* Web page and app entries
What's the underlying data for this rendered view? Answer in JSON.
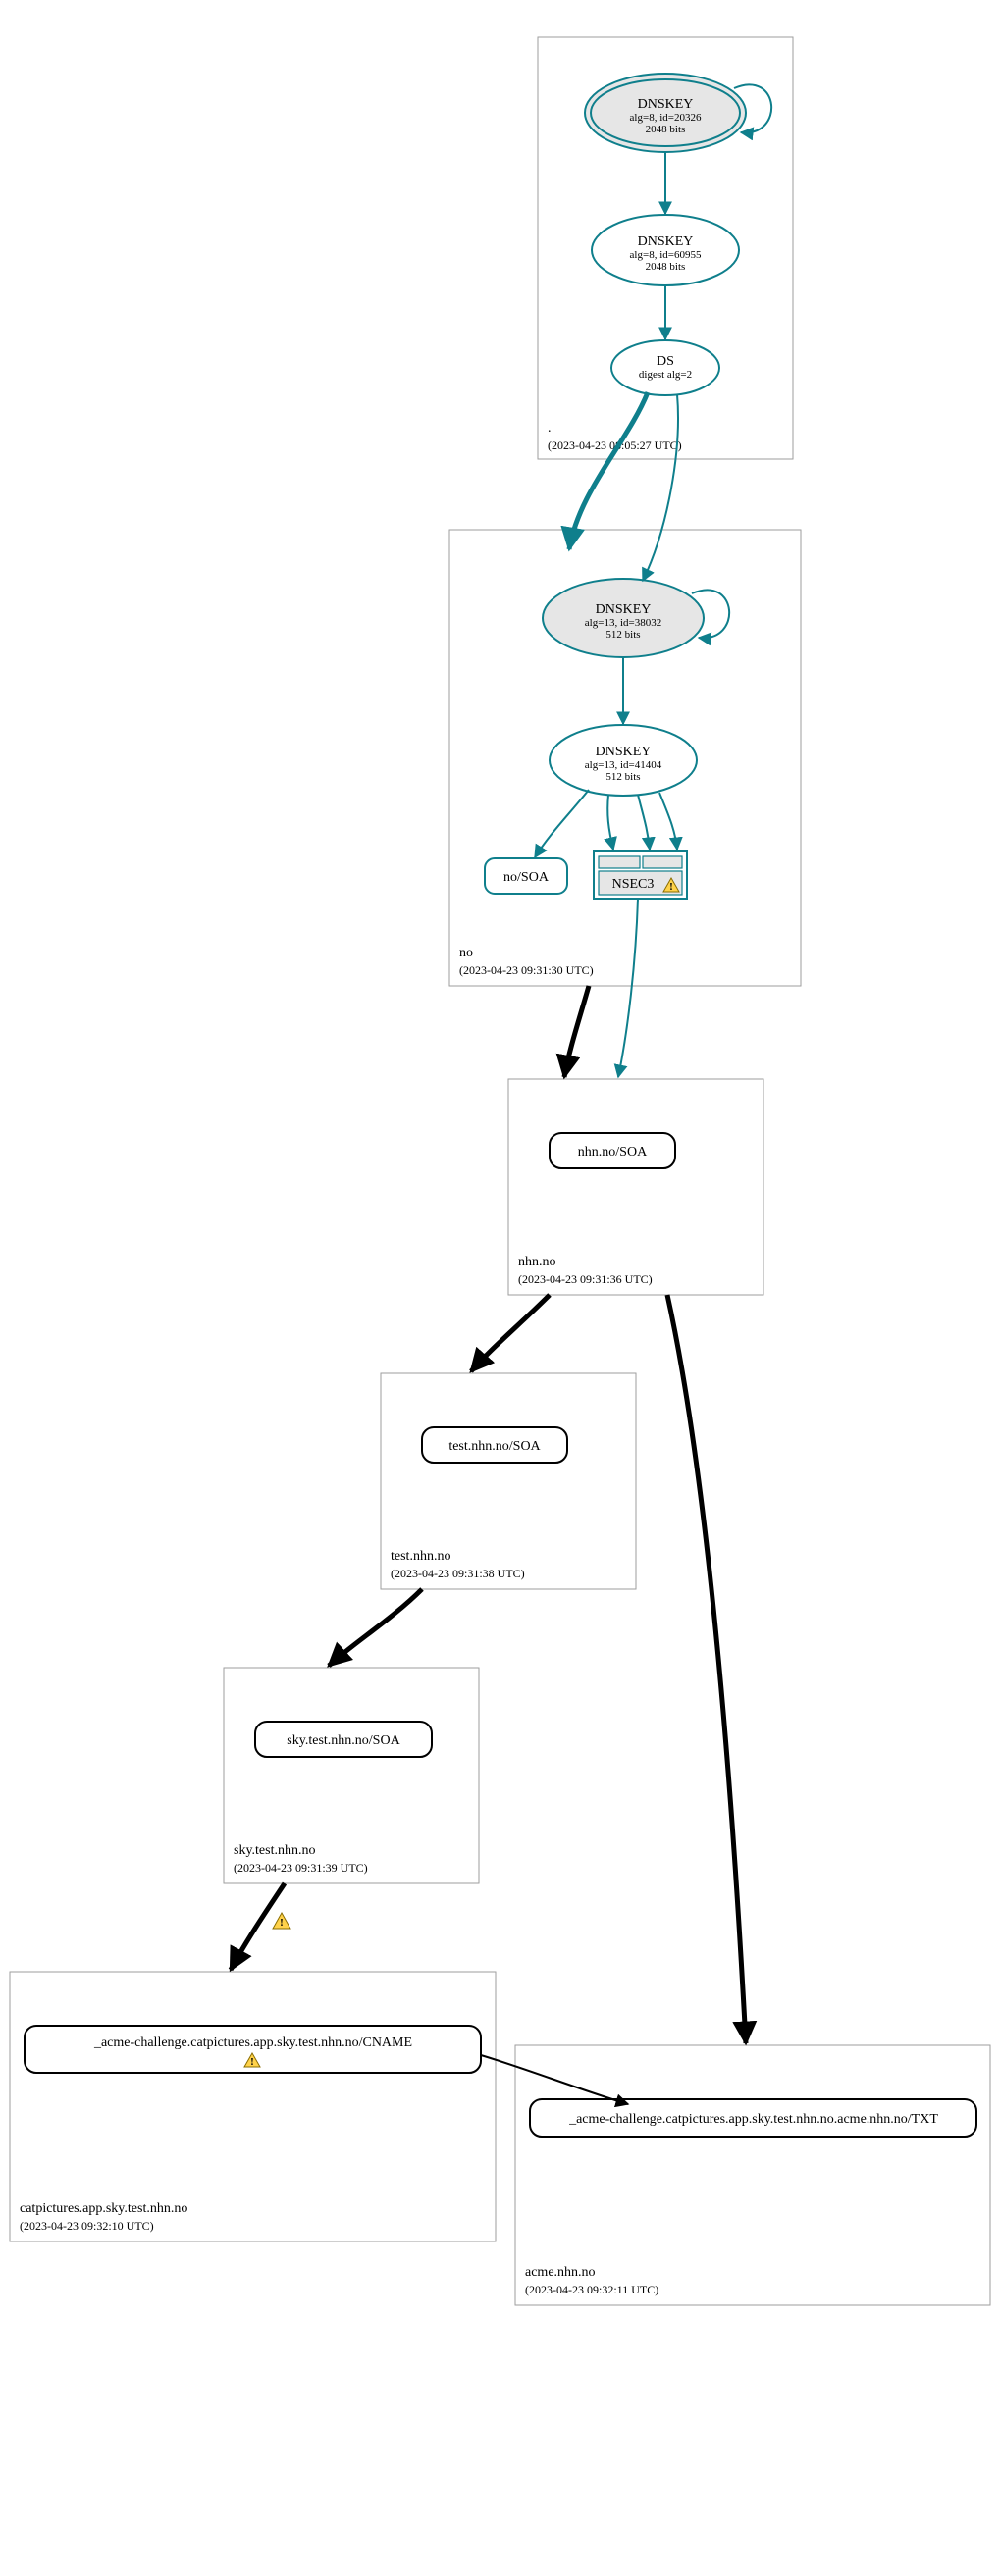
{
  "zones": {
    "root": {
      "title": ".",
      "ts": "(2023-04-23 08:05:27 UTC)"
    },
    "no": {
      "title": "no",
      "ts": "(2023-04-23 09:31:30 UTC)"
    },
    "nhn": {
      "title": "nhn.no",
      "ts": "(2023-04-23 09:31:36 UTC)"
    },
    "test": {
      "title": "test.nhn.no",
      "ts": "(2023-04-23 09:31:38 UTC)"
    },
    "sky": {
      "title": "sky.test.nhn.no",
      "ts": "(2023-04-23 09:31:39 UTC)"
    },
    "cat": {
      "title": "catpictures.app.sky.test.nhn.no",
      "ts": "(2023-04-23 09:32:10 UTC)"
    },
    "acme": {
      "title": "acme.nhn.no",
      "ts": "(2023-04-23 09:32:11 UTC)"
    }
  },
  "nodes": {
    "root_ksk": {
      "t": "DNSKEY",
      "s1": "alg=8, id=20326",
      "s2": "2048 bits"
    },
    "root_zsk": {
      "t": "DNSKEY",
      "s1": "alg=8, id=60955",
      "s2": "2048 bits"
    },
    "root_ds": {
      "t": "DS",
      "s1": "digest alg=2"
    },
    "no_ksk": {
      "t": "DNSKEY",
      "s1": "alg=13, id=38032",
      "s2": "512 bits"
    },
    "no_zsk": {
      "t": "DNSKEY",
      "s1": "alg=13, id=41404",
      "s2": "512 bits"
    },
    "no_soa": {
      "t": "no/SOA"
    },
    "no_nsec3": {
      "t": "NSEC3"
    },
    "nhn_soa": {
      "t": "nhn.no/SOA"
    },
    "test_soa": {
      "t": "test.nhn.no/SOA"
    },
    "sky_soa": {
      "t": "sky.test.nhn.no/SOA"
    },
    "cat_cname": {
      "t": "_acme-challenge.catpictures.app.sky.test.nhn.no/CNAME"
    },
    "acme_txt": {
      "t": "_acme-challenge.catpictures.app.sky.test.nhn.no.acme.nhn.no/TXT"
    }
  }
}
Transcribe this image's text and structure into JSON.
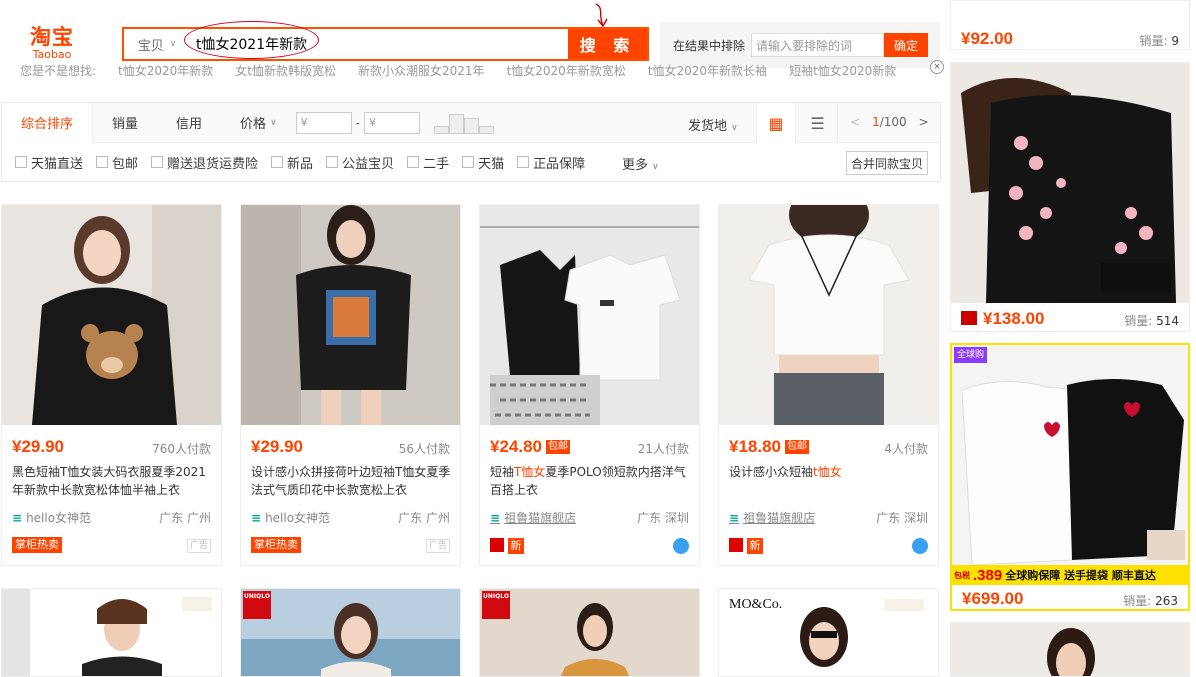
{
  "logo": {
    "cn": "淘宝",
    "en": "Taobao"
  },
  "search": {
    "category": "宝贝",
    "query": "t恤女2021年新款",
    "button": "搜 索"
  },
  "exclude": {
    "label": "在结果中排除",
    "placeholder": "请输入要排除的词",
    "button": "确定"
  },
  "hot_words": [
    "您是不是想找:",
    "t恤女2020年新款",
    "女t恤新款韩版宽松",
    "新款小众潮服女2021年",
    "t恤女2020年新款宽松",
    "t恤女2020年新款长袖",
    "短袖t恤女2020新款"
  ],
  "sort": {
    "tabs": [
      "综合排序",
      "销量",
      "信用",
      "价格"
    ],
    "price_from": "¥",
    "price_to": "¥",
    "ship_from": "发货地",
    "page_current": "1",
    "page_total": "/100"
  },
  "filters": [
    "天猫直送",
    "包邮",
    "赠送退货运费险",
    "新品",
    "公益宝贝",
    "二手",
    "天猫",
    "正品保障"
  ],
  "filter_more": "更多",
  "merge_button": "合并同款宝贝",
  "products": [
    {
      "price": "¥29.90",
      "sold": "760人付款",
      "baoyou": false,
      "title": "黑色短袖T恤女装大码衣服夏季2021年新款中长款宽松体恤半袖上衣",
      "shop": "hello女神范",
      "loc": "广东 广州",
      "badge": "掌柜热卖",
      "ad": "广告"
    },
    {
      "price": "¥29.90",
      "sold": "56人付款",
      "baoyou": false,
      "title": "设计感小众拼接荷叶边短袖T恤女夏季法式气质印花中长款宽松上衣",
      "shop": "hello女神范",
      "loc": "广东 广州",
      "badge": "掌柜热卖",
      "ad": "广告"
    },
    {
      "price": "¥24.80",
      "sold": "21人付款",
      "baoyou": true,
      "title_a": "短袖",
      "title_hl": "T恤女",
      "title_b": "夏季POLO领短款内搭洋气百搭上衣",
      "shop": "祖鲁猫旗舰店",
      "loc": "广东 深圳",
      "xin": "新"
    },
    {
      "price": "¥18.80",
      "sold": "4人付款",
      "baoyou": true,
      "title_a": "设计感小众短袖",
      "title_hl": "t恤女",
      "title_b": "",
      "shop": "祖鲁猫旗舰店",
      "loc": "广东 深圳",
      "xin": "新"
    }
  ],
  "baoyou_label": "包邮",
  "sidebar": [
    {
      "price": "¥92.00",
      "sold_label": "销量:",
      "sold": "9"
    },
    {
      "price": "¥138.00",
      "sold_label": "销量:",
      "sold": "514"
    },
    {
      "price": "¥699.00",
      "sold_label": "销量:",
      "sold": "263",
      "banner_price": "389",
      "banner_text": "全球购保障 送手提袋 顺丰直达",
      "banner_baoyou": "包税",
      "tag": "全球购"
    }
  ],
  "bottom_brands": [
    "",
    "UNIQLO",
    "UNIQLO",
    "MO&Co."
  ]
}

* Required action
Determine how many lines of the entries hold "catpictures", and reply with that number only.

* Answer box
3